- _Instructions to follow_
From the listing below, work out the number of lines containing "placeholder" and give that number without comment.

- _Dataset content_

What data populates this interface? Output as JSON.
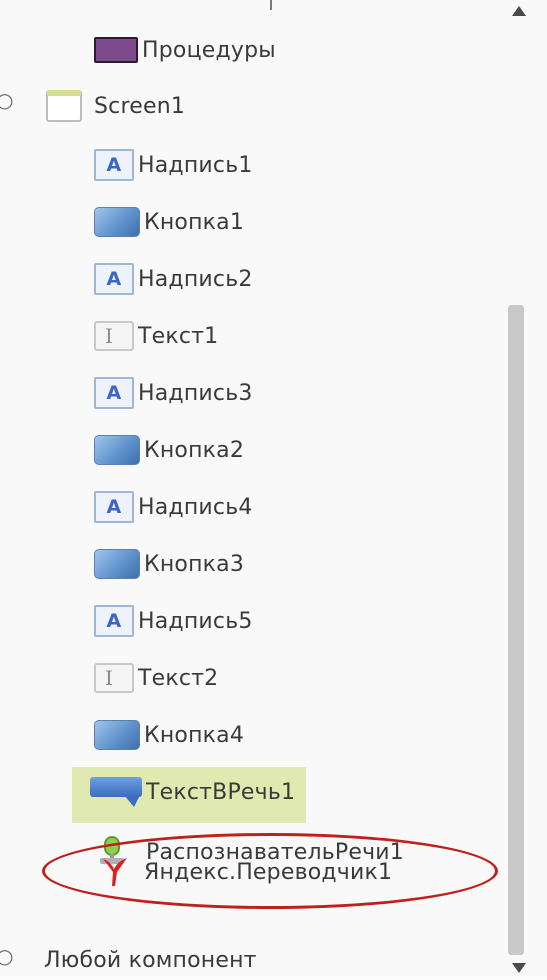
{
  "tree": {
    "procedures": "Процедуры",
    "screen": "Screen1",
    "items": [
      {
        "label": "Надпись1",
        "icon": "label-icon"
      },
      {
        "label": "Кнопка1",
        "icon": "button-icon"
      },
      {
        "label": "Надпись2",
        "icon": "label-icon"
      },
      {
        "label": "Текст1",
        "icon": "textbox-icon"
      },
      {
        "label": "Надпись3",
        "icon": "label-icon"
      },
      {
        "label": "Кнопка2",
        "icon": "button-icon"
      },
      {
        "label": "Надпись4",
        "icon": "label-icon"
      },
      {
        "label": "Кнопка3",
        "icon": "button-icon"
      },
      {
        "label": "Надпись5",
        "icon": "label-icon"
      },
      {
        "label": "Текст2",
        "icon": "textbox-icon"
      },
      {
        "label": "Кнопка4",
        "icon": "button-icon"
      },
      {
        "label": "ТекстВРечь1",
        "icon": "text-to-speech-icon"
      },
      {
        "label": "РаспознавательРечи1",
        "icon": "speech-recognizer-icon"
      },
      {
        "label": "Яндекс.Переводчик1",
        "icon": "yandex-translate-icon"
      }
    ],
    "any_component": "Любой компонент"
  },
  "icon_labels": {
    "label_glyph": "A",
    "textbox_glyph": "I"
  },
  "colors": {
    "selected_row": "#dfe9b0",
    "highlight_oval": "#c0201c",
    "yandex_red": "#e01e1e"
  }
}
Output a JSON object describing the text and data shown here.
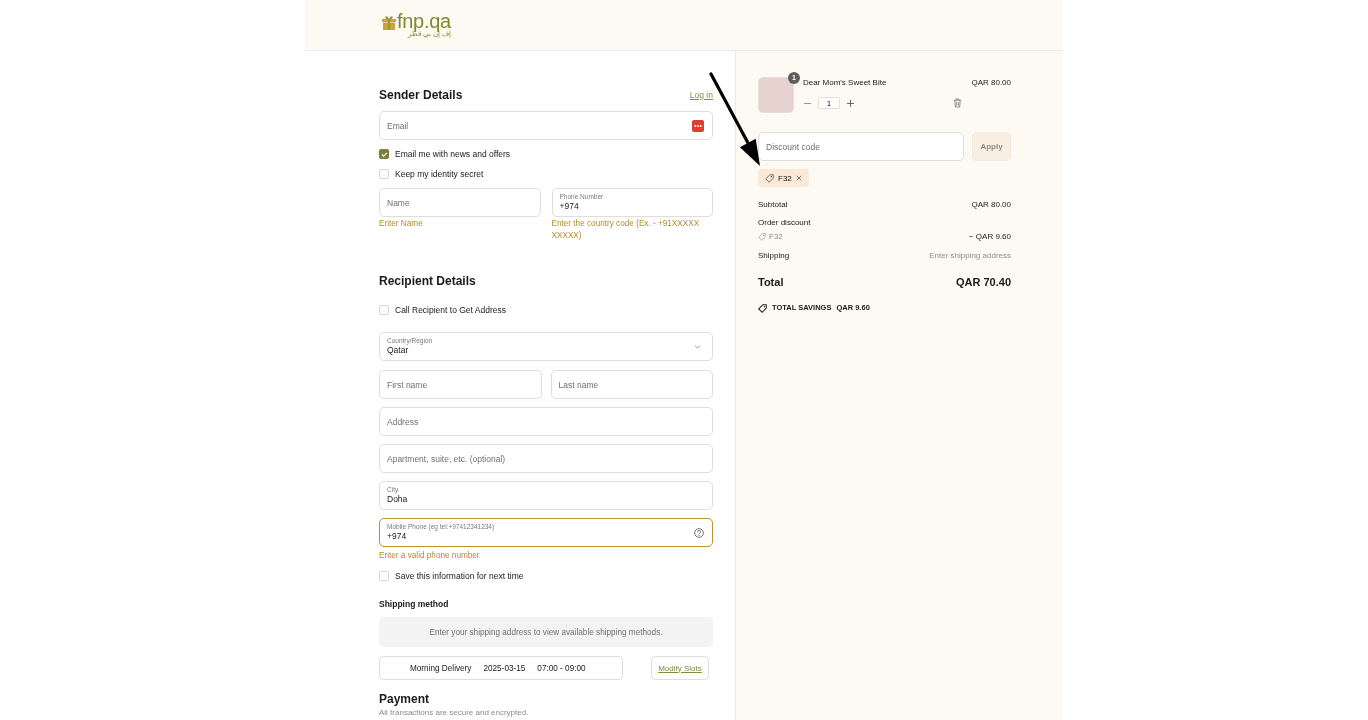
{
  "header": {
    "logo": {
      "name": "fnp.qa",
      "tagline": "إف إن بي قطر"
    }
  },
  "sender": {
    "title": "Sender Details",
    "login_link": "Log in",
    "email": {
      "placeholder": "Email"
    },
    "options": [
      {
        "label": "Email me with news and offers",
        "checked": true
      },
      {
        "label": "Keep my identity secret",
        "checked": false
      }
    ],
    "name": {
      "placeholder": "Name",
      "error": "Enter Name"
    },
    "phone": {
      "label": "Phone Number",
      "value": "+974",
      "error": "Enter the country code (Ex. - +91XXXXX XXXXX)"
    }
  },
  "recipient": {
    "title": "Recipient Details",
    "call_option": {
      "label": "Call Recipient to Get Address",
      "checked": false
    },
    "country": {
      "label": "Country/Region",
      "value": "Qatar"
    },
    "first_name": {
      "placeholder": "First name"
    },
    "last_name": {
      "placeholder": "Last name"
    },
    "address": {
      "placeholder": "Address"
    },
    "apartment": {
      "placeholder": "Apartment, suite, etc. (optional)"
    },
    "city": {
      "label": "City",
      "value": "Doha"
    },
    "mobile": {
      "label": "Mobile Phone (eg tel:+97412341234)",
      "value": "+974",
      "focused": true,
      "error": "Enter a valid phone number"
    },
    "save_option": {
      "label": "Save this information for next time",
      "checked": false
    }
  },
  "shipping": {
    "title": "Shipping method",
    "notice": "Enter your shipping address to view available shipping methods.",
    "slot": {
      "type": "Morning Delivery",
      "date": "2025-03-15",
      "time": "07:00 - 09:00"
    },
    "modify_button": "Modify Slots"
  },
  "payment": {
    "title": "Payment",
    "note": "All transactions are secure and encrypted."
  },
  "cart": {
    "items": [
      {
        "name": "Dear Mom's Sweet Bite",
        "price": "QAR 80.00",
        "badge": "1",
        "quantity": "1"
      }
    ],
    "discount": {
      "placeholder": "Discount code",
      "button": {
        "label": "Apply",
        "disabled": true
      },
      "applied": [
        {
          "code": "F32"
        }
      ]
    },
    "summary": {
      "subtotal": {
        "label": "Subtotal",
        "value": "QAR 80.00"
      },
      "discount": {
        "label": "Order discount",
        "code": "F32",
        "value": "− QAR 9.60"
      },
      "shipping": {
        "label": "Shipping",
        "value": "Enter shipping address"
      },
      "total": {
        "label": "Total",
        "value": "QAR 70.40"
      },
      "savings": {
        "label": "TOTAL SAVINGS",
        "value": "QAR 9.60"
      }
    }
  }
}
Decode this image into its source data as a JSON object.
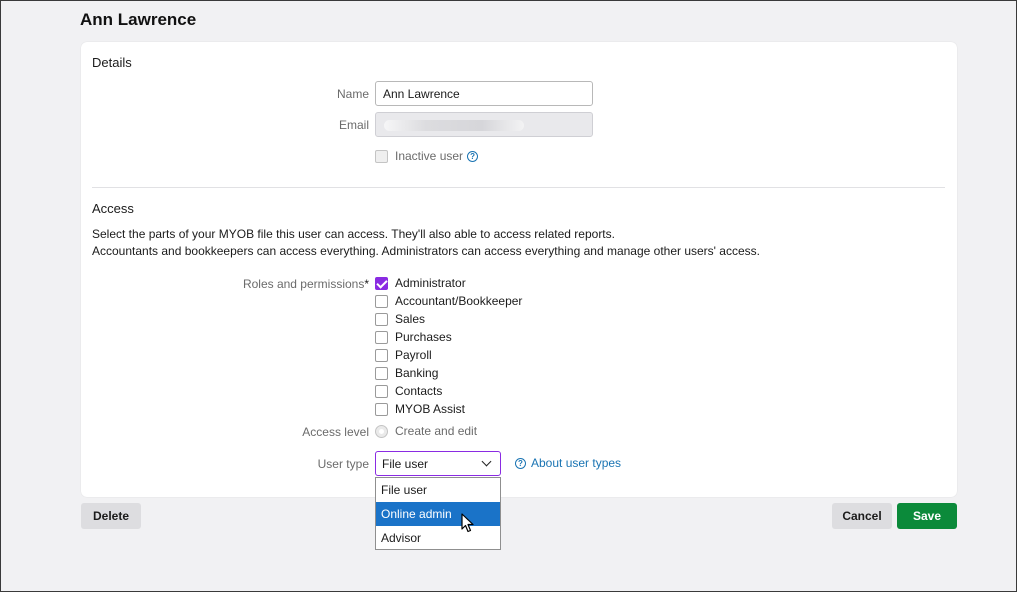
{
  "page": {
    "title": "Ann Lawrence"
  },
  "details": {
    "heading": "Details",
    "name_label": "Name",
    "name_value": "Ann Lawrence",
    "email_label": "Email",
    "email_value": "",
    "inactive_label": "Inactive user"
  },
  "access": {
    "heading": "Access",
    "desc_line1": "Select the parts of your MYOB file this user can access. They'll also able to access related reports.",
    "desc_line2": "Accountants and bookkeepers can access everything. Administrators can access everything and manage other users' access.",
    "roles_label": "Roles and permissions",
    "required_mark": "*",
    "roles": [
      {
        "label": "Administrator",
        "checked": true
      },
      {
        "label": "Accountant/Bookkeeper",
        "checked": false
      },
      {
        "label": "Sales",
        "checked": false
      },
      {
        "label": "Purchases",
        "checked": false
      },
      {
        "label": "Payroll",
        "checked": false
      },
      {
        "label": "Banking",
        "checked": false
      },
      {
        "label": "Contacts",
        "checked": false
      },
      {
        "label": "MYOB Assist",
        "checked": false
      }
    ],
    "access_level_label": "Access level",
    "access_level_value": "Create and edit",
    "user_type_label": "User type",
    "user_type_value": "File user",
    "about_link": "About user types",
    "user_type_options": [
      "File user",
      "Online admin",
      "Advisor"
    ],
    "highlighted_option": "Online admin"
  },
  "footer": {
    "delete_label": "Delete",
    "cancel_label": "Cancel",
    "save_label": "Save"
  },
  "colors": {
    "accent": "#8a2be2",
    "save": "#0b8a3a",
    "link": "#1a74b3",
    "highlight": "#1a73c8"
  },
  "icons": [
    "help-icon",
    "chevron-down-icon",
    "check-icon",
    "pointer-cursor-icon"
  ]
}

- _Response to this task_
7